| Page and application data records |
+ + + + +
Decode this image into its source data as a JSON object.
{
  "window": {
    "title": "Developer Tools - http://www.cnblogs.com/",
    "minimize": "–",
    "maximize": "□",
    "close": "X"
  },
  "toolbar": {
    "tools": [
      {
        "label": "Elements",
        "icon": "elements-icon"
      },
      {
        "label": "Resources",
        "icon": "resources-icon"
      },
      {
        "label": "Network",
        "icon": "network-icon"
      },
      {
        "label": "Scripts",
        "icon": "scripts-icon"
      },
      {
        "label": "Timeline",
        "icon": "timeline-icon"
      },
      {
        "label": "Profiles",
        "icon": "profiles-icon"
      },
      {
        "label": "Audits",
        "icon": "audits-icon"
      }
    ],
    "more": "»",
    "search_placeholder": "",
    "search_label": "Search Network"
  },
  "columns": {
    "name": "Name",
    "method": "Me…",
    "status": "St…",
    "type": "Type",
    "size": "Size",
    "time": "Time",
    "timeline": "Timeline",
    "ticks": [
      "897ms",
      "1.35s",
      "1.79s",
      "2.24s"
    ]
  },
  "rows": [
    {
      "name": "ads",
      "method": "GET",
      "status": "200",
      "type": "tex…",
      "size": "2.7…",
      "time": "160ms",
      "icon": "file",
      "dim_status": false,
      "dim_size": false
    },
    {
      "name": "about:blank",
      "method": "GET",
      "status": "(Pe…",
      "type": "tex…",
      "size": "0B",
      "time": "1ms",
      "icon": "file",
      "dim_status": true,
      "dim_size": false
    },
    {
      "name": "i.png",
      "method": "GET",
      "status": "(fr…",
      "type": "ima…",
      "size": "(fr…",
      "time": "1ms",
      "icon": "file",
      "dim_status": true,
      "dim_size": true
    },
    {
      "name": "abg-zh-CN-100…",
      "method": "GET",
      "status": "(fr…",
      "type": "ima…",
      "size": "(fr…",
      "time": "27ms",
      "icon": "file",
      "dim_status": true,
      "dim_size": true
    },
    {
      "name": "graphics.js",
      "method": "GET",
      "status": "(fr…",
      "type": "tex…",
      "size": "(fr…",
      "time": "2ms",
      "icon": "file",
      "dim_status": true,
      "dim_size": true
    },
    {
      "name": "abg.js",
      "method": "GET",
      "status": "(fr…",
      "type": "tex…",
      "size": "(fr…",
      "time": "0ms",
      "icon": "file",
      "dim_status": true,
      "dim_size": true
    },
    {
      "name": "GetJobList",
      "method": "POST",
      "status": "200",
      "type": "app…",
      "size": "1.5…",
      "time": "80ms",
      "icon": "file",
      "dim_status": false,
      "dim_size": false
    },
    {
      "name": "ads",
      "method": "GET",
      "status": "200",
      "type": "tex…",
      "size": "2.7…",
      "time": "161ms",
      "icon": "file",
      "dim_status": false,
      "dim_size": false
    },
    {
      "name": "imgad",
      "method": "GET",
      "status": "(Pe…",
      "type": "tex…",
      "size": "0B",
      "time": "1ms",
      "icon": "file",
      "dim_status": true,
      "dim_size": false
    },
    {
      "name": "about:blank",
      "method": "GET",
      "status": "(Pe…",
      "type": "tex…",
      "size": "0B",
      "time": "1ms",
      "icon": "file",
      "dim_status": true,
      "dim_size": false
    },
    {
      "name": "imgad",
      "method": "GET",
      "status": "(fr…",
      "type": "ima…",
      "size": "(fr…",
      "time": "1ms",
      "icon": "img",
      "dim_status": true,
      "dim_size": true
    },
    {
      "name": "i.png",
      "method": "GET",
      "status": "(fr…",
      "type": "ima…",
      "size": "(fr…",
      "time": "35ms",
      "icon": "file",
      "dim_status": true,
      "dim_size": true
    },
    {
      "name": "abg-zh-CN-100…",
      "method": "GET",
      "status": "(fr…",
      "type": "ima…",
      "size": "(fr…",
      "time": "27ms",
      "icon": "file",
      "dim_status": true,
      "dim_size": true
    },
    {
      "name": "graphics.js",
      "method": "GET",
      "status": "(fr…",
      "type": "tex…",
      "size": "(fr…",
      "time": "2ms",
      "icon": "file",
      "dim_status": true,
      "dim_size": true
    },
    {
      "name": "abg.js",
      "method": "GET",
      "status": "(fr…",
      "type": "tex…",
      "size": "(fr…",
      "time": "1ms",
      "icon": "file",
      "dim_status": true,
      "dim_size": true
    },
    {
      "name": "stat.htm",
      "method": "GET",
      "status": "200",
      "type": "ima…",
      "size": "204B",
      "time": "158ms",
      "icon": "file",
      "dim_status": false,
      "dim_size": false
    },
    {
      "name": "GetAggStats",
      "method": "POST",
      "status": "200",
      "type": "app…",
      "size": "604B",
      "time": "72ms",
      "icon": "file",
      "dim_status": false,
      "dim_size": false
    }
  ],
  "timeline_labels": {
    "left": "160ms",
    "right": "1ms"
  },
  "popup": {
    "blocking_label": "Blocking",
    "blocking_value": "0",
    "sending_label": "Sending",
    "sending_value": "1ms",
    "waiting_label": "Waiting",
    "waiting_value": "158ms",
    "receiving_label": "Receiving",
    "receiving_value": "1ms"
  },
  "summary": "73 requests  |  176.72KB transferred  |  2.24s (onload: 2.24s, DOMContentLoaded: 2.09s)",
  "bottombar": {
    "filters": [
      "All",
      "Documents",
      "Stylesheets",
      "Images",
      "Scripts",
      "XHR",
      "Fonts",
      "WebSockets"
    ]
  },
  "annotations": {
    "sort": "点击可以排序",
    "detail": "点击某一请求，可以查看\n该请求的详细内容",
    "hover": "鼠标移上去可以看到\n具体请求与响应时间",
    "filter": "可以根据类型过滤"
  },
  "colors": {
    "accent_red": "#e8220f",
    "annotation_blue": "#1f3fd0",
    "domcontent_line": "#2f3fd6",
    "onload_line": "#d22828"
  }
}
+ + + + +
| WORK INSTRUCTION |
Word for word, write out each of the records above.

| TASK OUTPUT |
Decode this image into its source data as a JSON object.
{
  "window": {
    "title": "Developer Tools - http://www.cnblogs.com/",
    "minimize": "–",
    "maximize": "□",
    "close": "X"
  },
  "toolbar": {
    "tools": [
      {
        "label": "Elements",
        "icon": "elements-icon"
      },
      {
        "label": "Resources",
        "icon": "resources-icon"
      },
      {
        "label": "Network",
        "icon": "network-icon"
      },
      {
        "label": "Scripts",
        "icon": "scripts-icon"
      },
      {
        "label": "Timeline",
        "icon": "timeline-icon"
      },
      {
        "label": "Profiles",
        "icon": "profiles-icon"
      },
      {
        "label": "Audits",
        "icon": "audits-icon"
      }
    ],
    "more": "»",
    "search_placeholder": "",
    "search_label": "Search Network"
  },
  "columns": {
    "name": "Name",
    "method": "Me…",
    "status": "St…",
    "type": "Type",
    "size": "Size",
    "time": "Time",
    "timeline": "Timeline",
    "ticks": [
      "897ms",
      "1.35s",
      "1.79s",
      "2.24s"
    ]
  },
  "rows": [
    {
      "name": "ads",
      "method": "GET",
      "status": "200",
      "type": "tex…",
      "size": "2.7…",
      "time": "160ms",
      "icon": "file",
      "dim_status": false,
      "dim_size": false
    },
    {
      "name": "about:blank",
      "method": "GET",
      "status": "(Pe…",
      "type": "tex…",
      "size": "0B",
      "time": "1ms",
      "icon": "file",
      "dim_status": true,
      "dim_size": false
    },
    {
      "name": "i.png",
      "method": "GET",
      "status": "(fr…",
      "type": "ima…",
      "size": "(fr…",
      "time": "1ms",
      "icon": "file",
      "dim_status": true,
      "dim_size": true
    },
    {
      "name": "abg-zh-CN-100…",
      "method": "GET",
      "status": "(fr…",
      "type": "ima…",
      "size": "(fr…",
      "time": "27ms",
      "icon": "file",
      "dim_status": true,
      "dim_size": true
    },
    {
      "name": "graphics.js",
      "method": "GET",
      "status": "(fr…",
      "type": "tex…",
      "size": "(fr…",
      "time": "2ms",
      "icon": "file",
      "dim_status": true,
      "dim_size": true
    },
    {
      "name": "abg.js",
      "method": "GET",
      "status": "(fr…",
      "type": "tex…",
      "size": "(fr…",
      "time": "0ms",
      "icon": "file",
      "dim_status": true,
      "dim_size": true
    },
    {
      "name": "GetJobList",
      "method": "POST",
      "status": "200",
      "type": "app…",
      "size": "1.5…",
      "time": "80ms",
      "icon": "file",
      "dim_status": false,
      "dim_size": false
    },
    {
      "name": "ads",
      "method": "GET",
      "status": "200",
      "type": "tex…",
      "size": "2.7…",
      "time": "161ms",
      "icon": "file",
      "dim_status": false,
      "dim_size": false
    },
    {
      "name": "imgad",
      "method": "GET",
      "status": "(Pe…",
      "type": "tex…",
      "size": "0B",
      "time": "1ms",
      "icon": "file",
      "dim_status": true,
      "dim_size": false
    },
    {
      "name": "about:blank",
      "method": "GET",
      "status": "(Pe…",
      "type": "tex…",
      "size": "0B",
      "time": "1ms",
      "icon": "file",
      "dim_status": true,
      "dim_size": false
    },
    {
      "name": "imgad",
      "method": "GET",
      "status": "(fr…",
      "type": "ima…",
      "size": "(fr…",
      "time": "1ms",
      "icon": "img",
      "dim_status": true,
      "dim_size": true
    },
    {
      "name": "i.png",
      "method": "GET",
      "status": "(fr…",
      "type": "ima…",
      "size": "(fr…",
      "time": "35ms",
      "icon": "file",
      "dim_status": true,
      "dim_size": true
    },
    {
      "name": "abg-zh-CN-100…",
      "method": "GET",
      "status": "(fr…",
      "type": "ima…",
      "size": "(fr…",
      "time": "27ms",
      "icon": "file",
      "dim_status": true,
      "dim_size": true
    },
    {
      "name": "graphics.js",
      "method": "GET",
      "status": "(fr…",
      "type": "tex…",
      "size": "(fr…",
      "time": "2ms",
      "icon": "file",
      "dim_status": true,
      "dim_size": true
    },
    {
      "name": "abg.js",
      "method": "GET",
      "status": "(fr…",
      "type": "tex…",
      "size": "(fr…",
      "time": "1ms",
      "icon": "file",
      "dim_status": true,
      "dim_size": true
    },
    {
      "name": "stat.htm",
      "method": "GET",
      "status": "200",
      "type": "ima…",
      "size": "204B",
      "time": "158ms",
      "icon": "file",
      "dim_status": false,
      "dim_size": false
    },
    {
      "name": "GetAggStats",
      "method": "POST",
      "status": "200",
      "type": "app…",
      "size": "604B",
      "time": "72ms",
      "icon": "file",
      "dim_status": false,
      "dim_size": false
    }
  ],
  "timeline_labels": {
    "left": "160ms",
    "right": "1ms"
  },
  "popup": {
    "blocking_label": "Blocking",
    "blocking_value": "0",
    "sending_label": "Sending",
    "sending_value": "1ms",
    "waiting_label": "Waiting",
    "waiting_value": "158ms",
    "receiving_label": "Receiving",
    "receiving_value": "1ms"
  },
  "summary": "73 requests  |  176.72KB transferred  |  2.24s (onload: 2.24s, DOMContentLoaded: 2.09s)",
  "bottombar": {
    "filters": [
      "All",
      "Documents",
      "Stylesheets",
      "Images",
      "Scripts",
      "XHR",
      "Fonts",
      "WebSockets"
    ]
  },
  "annotations": {
    "sort": "点击可以排序",
    "detail": "点击某一请求，可以查看\n该请求的详细内容",
    "hover": "鼠标移上去可以看到\n具体请求与响应时间",
    "filter": "可以根据类型过滤"
  },
  "colors": {
    "accent_red": "#e8220f",
    "annotation_blue": "#1f3fd0",
    "domcontent_line": "#2f3fd6",
    "onload_line": "#d22828"
  }
}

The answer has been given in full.